▼▼▼

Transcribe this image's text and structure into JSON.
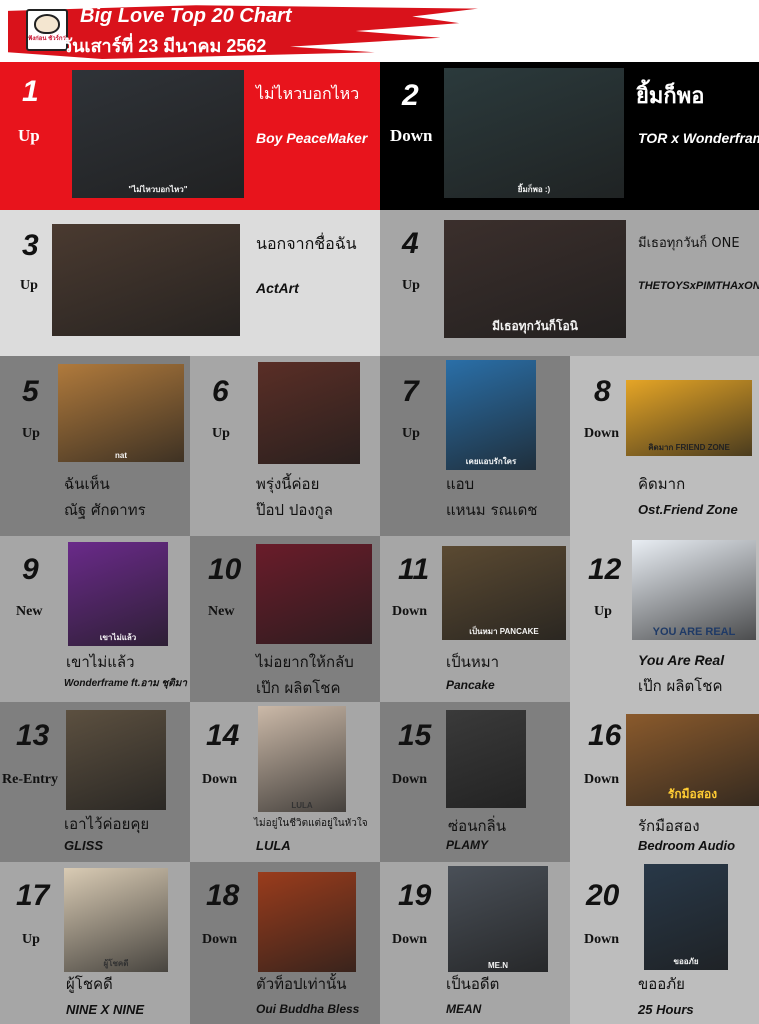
{
  "header": {
    "logo_text": "ฟังก่อน ชัวร์กว่า",
    "title": "Big Love Top 20 Chart",
    "date": "วันเสาร์ที่ 23 มีนาคม 2562"
  },
  "entries": [
    {
      "rank": "1",
      "status": "Up",
      "song": "ไม่ไหวบอกไหว",
      "artist": "Boy PeaceMaker",
      "cover_text": "\"ไม่ไหวบอกไหว\"",
      "cover_color": "#2f3338"
    },
    {
      "rank": "2",
      "status": "Down",
      "song": "ยิ้มก็พอ",
      "artist": "TOR x Wonderframe",
      "cover_text": "ยิ้มก็พอ :)",
      "cover_color": "#2b3a3c"
    },
    {
      "rank": "3",
      "status": "Up",
      "song": "นอกจากชื่อฉัน",
      "artist": "ActArt",
      "cover_text": "",
      "cover_color": "#4a3a30"
    },
    {
      "rank": "4",
      "status": "Up",
      "song": "มีเธอทุกวันก็ ONE",
      "artist": "THETOYSxPIMTHAxONE",
      "cover_text": "มีเธอทุกวันก็โอนิ",
      "cover_color": "#3b2f2c"
    },
    {
      "rank": "5",
      "status": "Up",
      "song": "ฉันเห็น",
      "artist": "ณัฐ ศักดาทร",
      "cover_text": "nat",
      "cover_color": "#b07a3c"
    },
    {
      "rank": "6",
      "status": "Up",
      "song": "พรุ่งนี้ค่อย",
      "artist": "ป๊อป ปองกูล",
      "cover_text": "",
      "cover_color": "#5a2e26"
    },
    {
      "rank": "7",
      "status": "Up",
      "song": "แอบ",
      "artist": "แหนม รณเดช",
      "cover_text": "เคยแอบรักใคร",
      "cover_color": "#2a6fa8"
    },
    {
      "rank": "8",
      "status": "Down",
      "song": "คิดมาก",
      "artist": "Ost.Friend Zone",
      "cover_text": "คิดมาก FRIEND ZONE",
      "cover_color": "#e5a526"
    },
    {
      "rank": "9",
      "status": "New",
      "song": "เขาไม่แล้ว",
      "artist": "Wonderframe ft.อาม ชุติมา",
      "cover_text": "เขาไม่แล้ว",
      "cover_color": "#6a2a8a"
    },
    {
      "rank": "10",
      "status": "New",
      "song": "ไม่อยากให้กลับ",
      "artist": "เป๊ก ผลิตโชค",
      "cover_text": "",
      "cover_color": "#6a1c2a"
    },
    {
      "rank": "11",
      "status": "Down",
      "song": "เป็นหมา",
      "artist": "Pancake",
      "cover_text": "เป็นหมา PANCAKE",
      "cover_color": "#5b4a32"
    },
    {
      "rank": "12",
      "status": "Up",
      "song": "You Are Real",
      "artist": "เป๊ก ผลิตโชค",
      "cover_text": "YOU ARE REAL",
      "cover_color": "#e9eef4"
    },
    {
      "rank": "13",
      "status": "Re-Entry",
      "song": "เอาไว้ค่อยคุย",
      "artist": "GLISS",
      "cover_text": "",
      "cover_color": "#5c5040"
    },
    {
      "rank": "14",
      "status": "Down",
      "song": "ไม่อยู่ในชีวิตแต่อยู่ในหัวใจ",
      "artist": "LULA",
      "cover_text": "LULA",
      "cover_color": "#cbb9a8"
    },
    {
      "rank": "15",
      "status": "Down",
      "song": "ซ่อนกลิ่น",
      "artist": "PLAMY",
      "cover_text": "",
      "cover_color": "#3a3a3a"
    },
    {
      "rank": "16",
      "status": "Down",
      "song": "รักมือสอง",
      "artist": "Bedroom Audio",
      "cover_text": "รักมือสอง",
      "cover_color": "#8a5a2c"
    },
    {
      "rank": "17",
      "status": "Up",
      "song": "ผู้โชคดี",
      "artist": "NINE X NINE",
      "cover_text": "ผู้โชคดี",
      "cover_color": "#d9cbb4"
    },
    {
      "rank": "18",
      "status": "Down",
      "song": "ตัวท็อปเท่านั้น",
      "artist": "Oui Buddha Bless",
      "cover_text": "",
      "cover_color": "#9a3c1c"
    },
    {
      "rank": "19",
      "status": "Down",
      "song": "เป็นอดีต",
      "artist": "MEAN",
      "cover_text": "ME.N",
      "cover_color": "#4a5058"
    },
    {
      "rank": "20",
      "status": "Down",
      "song": "ขออภัย",
      "artist": "25 Hours",
      "cover_text": "ขออภัย",
      "cover_color": "#283848"
    }
  ]
}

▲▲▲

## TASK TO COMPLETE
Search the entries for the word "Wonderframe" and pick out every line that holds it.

## OUTPUT FOR THIS TASK
      "artist": "TOR x Wonderframe",
      "artist": "Wonderframe ft.อาม ชุติมา",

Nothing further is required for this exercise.